After a quick shower, I headed to the lobby to meet our group. We have an even dozen travelers, plus Kasma and her husband Michael, plus Sun and Aek, our two drivers. It was a very manageable size for our two vans as they pushed slowly through the traffic to My Choice restaurant, only a few blocks over. We were ushered into a quiet side room where Kasma reviewed some of our itinerary and trip rules while the waitstaff piled rice on our plates and seven courses began to arrive. First up was a special order of beef tongue in massaman curry. The richness of the coconut milk and tender beef tongue matched well with the richness of the accompanying crispy fried roti bread and tangy cucumber salad. Any visit to My Choice would be incomplete without their delicious long green eggplant salad and winged bean salad. Grilled eggplant is divided into tender, smoky segments, topped with thinly sliced shallots, and dressed with a bracing lime juice-based dressing. The winged beans are sliced cross-ways into small pieces and topped with crispy fried shallots. These two main ingredients are difficult to find in California, but you can make a pretty good grilled eggplant salad with light purple Chinese eggplants instead.
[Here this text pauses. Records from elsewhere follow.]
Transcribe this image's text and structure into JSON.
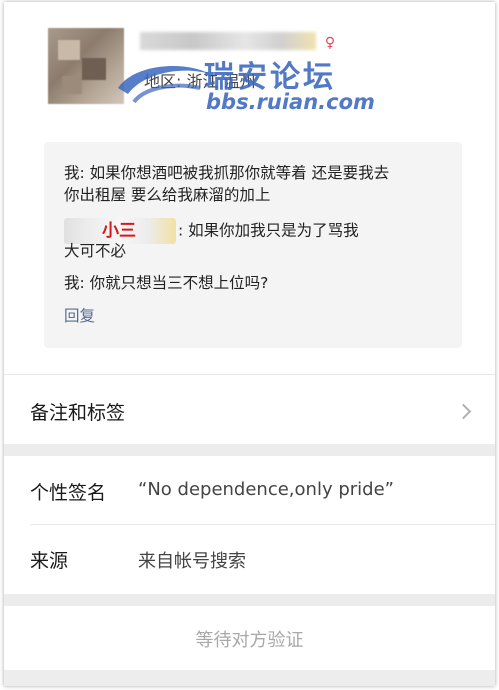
{
  "profile": {
    "region": "地区: 浙江 温州",
    "gender_icon": "female-icon"
  },
  "watermark": {
    "cn": "瑞安论坛",
    "en": "bbs.ruian.com"
  },
  "messages": {
    "line1": "我: 如果你想酒吧被我抓那你就等着  还是要我去",
    "line2": "你出租屋 要么给我麻溜的加上",
    "sender_tag": "小三",
    "line3_rest": ": 如果你加我只是为了骂我",
    "line4": "大可不必",
    "line5": "我: 你就只想当三不想上位吗?",
    "reply_label": "回复"
  },
  "notes_row": {
    "label": "备注和标签"
  },
  "signature_row": {
    "label": "个性签名",
    "value": "“No dependence,only pride”"
  },
  "source_row": {
    "label": "来源",
    "value": "来自帐号搜索"
  },
  "pending": {
    "label": "等待对方验证"
  },
  "colors": {
    "link": "#576b95",
    "tag_red": "#d41a1a",
    "female": "#e0465f",
    "watermark_blue": "#3a67be"
  }
}
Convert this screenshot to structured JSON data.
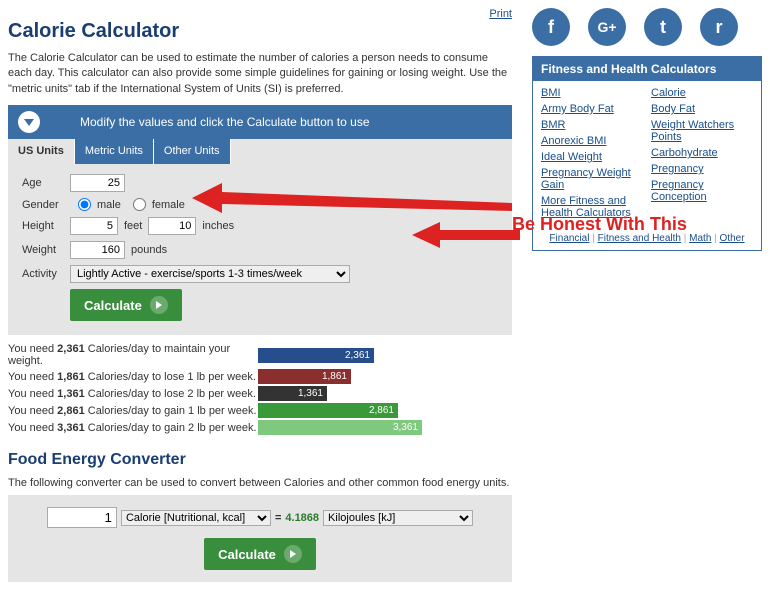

Our spiciest dish was a dry-style Southern curry featuring chicken, Thai eggplants, baby corn, and (wild?) bamboo shoots stealthily coated in a powerful curry paste. A close second was squid cooked “pad cha” style with krachai, strings of green peppercorns, and plenty of chillies. Our coconut soup with mixed seafood had a perfectly creamy texture, and if you finished quickly, the waitstaff would refill your bowl. Finally, we tried a new dish of shrimp “rafts” with a side of green papaya salad. The rafts looked a bit like large shrimp chips but tasted more like crackers, so there is room for improvement. Nevertheless, we finished them, and still managed to find room for dessert. We enjoyed the homemade coconut milk-based ice creams with various bits mixed in.
Sadly, we leave Bangkok in the morning, but fortunately not until 8:30 so I’ll have a bit of time to sleep in, and perhaps find the elusive khanom krok vendor.